## [ABOUT THIS TASK]
Search the entries below for "JSON". Report each line where it occurs.

## [EXERCISE INPUTS]
────────────────

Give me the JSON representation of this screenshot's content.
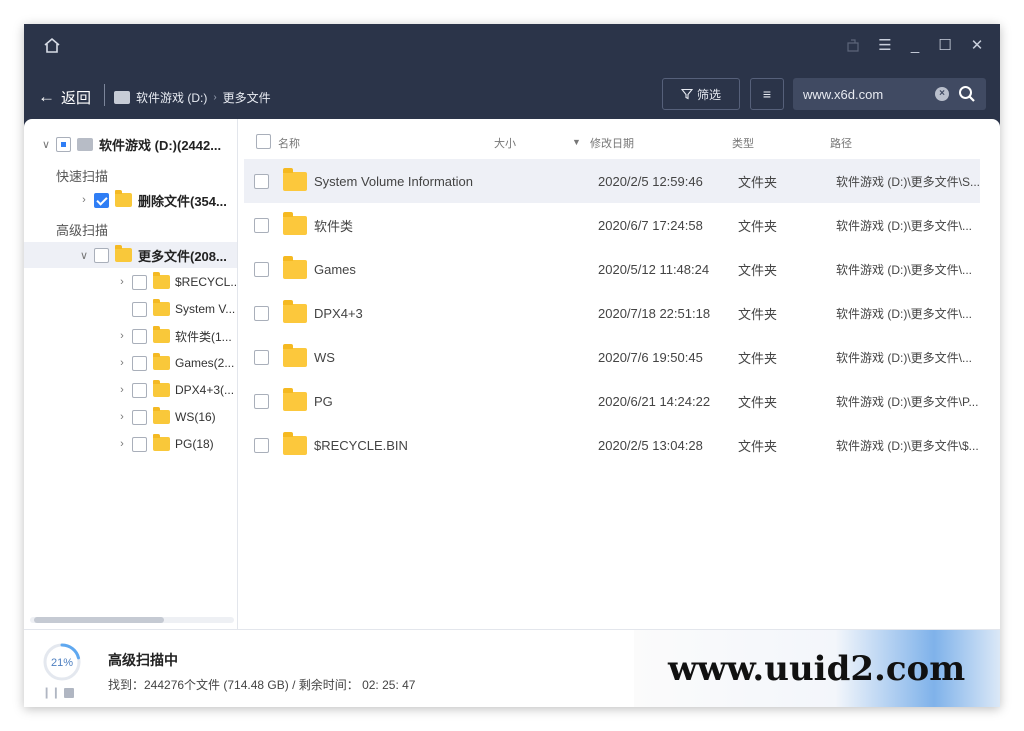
{
  "window": {
    "controls": [
      "restore-icon",
      "menu-icon",
      "minimize-icon",
      "maximize-icon",
      "close-icon"
    ]
  },
  "nav": {
    "back_label": "返回",
    "breadcrumb": {
      "drive": "软件游戏 (D:)",
      "folder": "更多文件"
    },
    "filter_label": "筛选",
    "search": {
      "value": "www.x6d.com"
    }
  },
  "sidebar": {
    "root": "软件游戏 (D:)(2442...",
    "quick_scan_label": "快速扫描",
    "deleted_files": "删除文件(354...",
    "advanced_scan_label": "高级扫描",
    "more_files": "更多文件(208...",
    "children": [
      "$RECYCL...",
      "System V...",
      "软件类(1...",
      "Games(2...",
      "DPX4+3(...",
      "WS(16)",
      "PG(18)"
    ]
  },
  "table": {
    "headers": {
      "name": "名称",
      "size": "大小",
      "modified": "修改日期",
      "type": "类型",
      "path": "路径"
    },
    "rows": [
      {
        "name": "System Volume Information",
        "modified": "2020/2/5 12:59:46",
        "type": "文件夹",
        "path": "软件游戏 (D:)\\更多文件\\S..."
      },
      {
        "name": "软件类",
        "modified": "2020/6/7 17:24:58",
        "type": "文件夹",
        "path": "软件游戏 (D:)\\更多文件\\..."
      },
      {
        "name": "Games",
        "modified": "2020/5/12 11:48:24",
        "type": "文件夹",
        "path": "软件游戏 (D:)\\更多文件\\..."
      },
      {
        "name": "DPX4+3",
        "modified": "2020/7/18 22:51:18",
        "type": "文件夹",
        "path": "软件游戏 (D:)\\更多文件\\..."
      },
      {
        "name": "WS",
        "modified": "2020/7/6 19:50:45",
        "type": "文件夹",
        "path": "软件游戏 (D:)\\更多文件\\..."
      },
      {
        "name": "PG",
        "modified": "2020/6/21 14:24:22",
        "type": "文件夹",
        "path": "软件游戏 (D:)\\更多文件\\P..."
      },
      {
        "name": "$RECYCLE.BIN",
        "modified": "2020/2/5 13:04:28",
        "type": "文件夹",
        "path": "软件游戏 (D:)\\更多文件\\$..."
      }
    ]
  },
  "status": {
    "percent_label": "21%",
    "progress_fraction": 0.21,
    "title": "高级扫描中",
    "details": "找到：244276个文件 (714.48 GB) / 剩余时间：  02: 25: 47"
  },
  "watermark": "www.uuid2.com",
  "colors": {
    "header_bg": "#2b3449",
    "accent": "#2f7ef5",
    "folder": "#fcc83c"
  }
}
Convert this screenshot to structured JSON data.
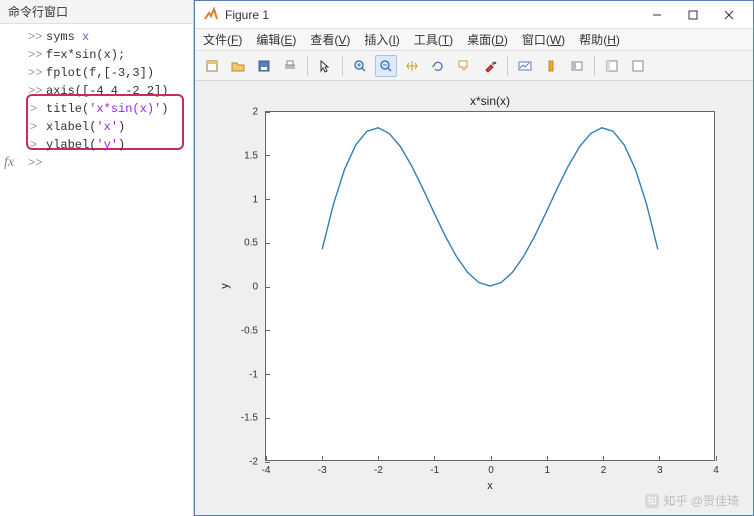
{
  "cmdwin": {
    "title": "命令行窗口",
    "prompt_double": ">>",
    "prompt_single": ">",
    "fx": "fx",
    "lines": [
      {
        "pre": "syms ",
        "sym": "x",
        "post": ""
      },
      {
        "pre": "f=x*sin(x);",
        "sym": "",
        "post": ""
      },
      {
        "pre": "fplot(f,[-3,3])",
        "sym": "",
        "post": ""
      },
      {
        "pre": "axis([-4 4 -2 2])",
        "sym": "",
        "post": ""
      }
    ],
    "hl": [
      {
        "pre": "title(",
        "str": "'x*sin(x)'",
        "post": ")"
      },
      {
        "pre": "xlabel(",
        "str": "'x'",
        "post": ")"
      },
      {
        "pre": "ylabel(",
        "str": "'y'",
        "post": ")"
      }
    ]
  },
  "figure": {
    "title": "Figure 1",
    "menus": {
      "file": "文件",
      "file_u": "F",
      "edit": "编辑",
      "edit_u": "E",
      "view": "查看",
      "view_u": "V",
      "insert": "插入",
      "insert_u": "I",
      "tools": "工具",
      "tools_u": "T",
      "desktop": "桌面",
      "desktop_u": "D",
      "window": "窗口",
      "window_u": "W",
      "help": "帮助",
      "help_u": "H"
    }
  },
  "chart_data": {
    "type": "line",
    "title": "x*sin(x)",
    "xlabel": "x",
    "ylabel": "y",
    "xlim": [
      -4,
      4
    ],
    "ylim": [
      -2,
      2
    ],
    "xticks": [
      -4,
      -3,
      -2,
      -1,
      0,
      1,
      2,
      3,
      4
    ],
    "yticks": [
      -2,
      -1.5,
      -1,
      -0.5,
      0,
      0.5,
      1,
      1.5,
      2
    ],
    "series": [
      {
        "name": "x*sin(x)",
        "color": "#2f7fb7",
        "x": [
          -3.0,
          -2.8,
          -2.6,
          -2.4,
          -2.2,
          -2.0,
          -1.8,
          -1.6,
          -1.4,
          -1.2,
          -1.0,
          -0.8,
          -0.6,
          -0.4,
          -0.2,
          0.0,
          0.2,
          0.4,
          0.6,
          0.8,
          1.0,
          1.2,
          1.4,
          1.6,
          1.8,
          2.0,
          2.2,
          2.4,
          2.6,
          2.8,
          3.0
        ],
        "y": [
          0.42336,
          0.93872,
          1.34157,
          1.62111,
          1.77954,
          1.81859,
          1.75293,
          1.59983,
          1.37961,
          1.11845,
          0.84147,
          0.57388,
          0.33879,
          0.15577,
          0.03973,
          0.0,
          0.03973,
          0.15577,
          0.33879,
          0.57388,
          0.84147,
          1.11845,
          1.37961,
          1.59983,
          1.75293,
          1.81859,
          1.77954,
          1.62111,
          1.34157,
          0.93872,
          0.42336
        ]
      }
    ]
  },
  "watermark": "知乎 @贺佳琦"
}
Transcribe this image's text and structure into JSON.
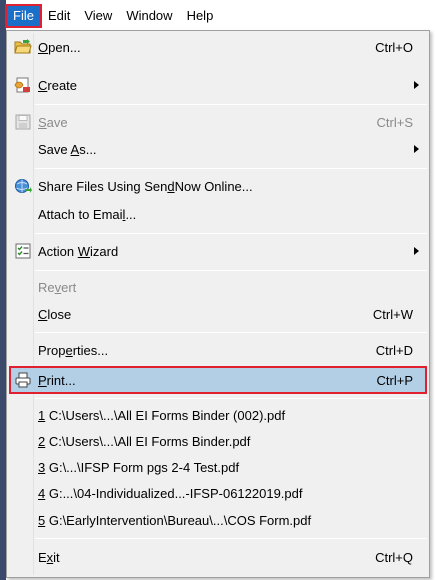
{
  "menubar": {
    "items": [
      "File",
      "Edit",
      "View",
      "Window",
      "Help"
    ],
    "active": "File"
  },
  "file_menu": {
    "open": {
      "pre": "",
      "key": "O",
      "post": "pen...",
      "shortcut": "Ctrl+O"
    },
    "create": {
      "pre": "",
      "key": "C",
      "post": "reate"
    },
    "save": {
      "pre": "",
      "key": "S",
      "post": "ave",
      "shortcut": "Ctrl+S"
    },
    "save_as": {
      "pre": "Save ",
      "key": "A",
      "post": "s..."
    },
    "share": {
      "pre": "Share Files Using Sen",
      "key": "d",
      "post": "Now Online..."
    },
    "attach": {
      "pre": "Attach to Emai",
      "key": "l",
      "post": "..."
    },
    "action_wizard": {
      "pre": "Action ",
      "key": "W",
      "post": "izard"
    },
    "revert": {
      "pre": "Re",
      "key": "v",
      "post": "ert"
    },
    "close": {
      "pre": "",
      "key": "C",
      "post": "lose",
      "shortcut": "Ctrl+W"
    },
    "properties": {
      "pre": "Prop",
      "key": "e",
      "post": "rties...",
      "shortcut": "Ctrl+D"
    },
    "print": {
      "pre": "",
      "key": "P",
      "post": "rint...",
      "shortcut": "Ctrl+P"
    },
    "recent": [
      {
        "num": "1",
        "path": " C:\\Users\\...\\All EI Forms Binder (002).pdf"
      },
      {
        "num": "2",
        "path": " C:\\Users\\...\\All EI Forms Binder.pdf"
      },
      {
        "num": "3",
        "path": " G:\\...\\IFSP Form pgs 2-4 Test.pdf"
      },
      {
        "num": "4",
        "path": " G:...\\04-Individualized...-IFSP-06122019.pdf"
      },
      {
        "num": "5",
        "path": " G:\\EarlyIntervention\\Bureau\\...\\COS Form.pdf"
      }
    ],
    "exit": {
      "pre": "E",
      "key": "x",
      "post": "it",
      "shortcut": "Ctrl+Q"
    }
  },
  "colors": {
    "menu_bg": "#f0f0f0",
    "active_menu_bg": "#1a6fc9",
    "highlight_bg": "#b3cfe6",
    "annotation_red": "#e0202e"
  },
  "icons": {
    "open": "folder-open-icon",
    "create": "create-pdf-icon",
    "save": "floppy-disk-icon",
    "share": "globe-share-icon",
    "action_wizard": "checklist-icon",
    "print": "printer-icon"
  }
}
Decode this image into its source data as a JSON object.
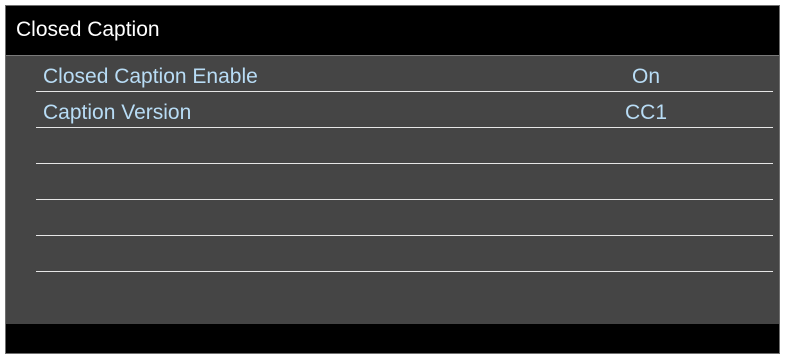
{
  "window": {
    "title": "Closed Caption"
  },
  "menu": {
    "items": [
      {
        "label": "Closed Caption Enable",
        "value": "On"
      },
      {
        "label": "Caption Version",
        "value": "CC1"
      },
      {
        "label": "",
        "value": ""
      },
      {
        "label": "",
        "value": ""
      },
      {
        "label": "",
        "value": ""
      },
      {
        "label": "",
        "value": ""
      }
    ]
  },
  "colors": {
    "header_bg": "#000000",
    "body_bg": "#454545",
    "item_text": "#b8dcf5",
    "title_text": "#ffffff",
    "divider": "#e6e6e6"
  }
}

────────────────

## [SOLUTION]
Give me the JSON representation of this screenshot's content.
Convert this screenshot to structured JSON data.
Transcribe this image's text and structure into JSON.
Decode this image into its source data as a JSON object.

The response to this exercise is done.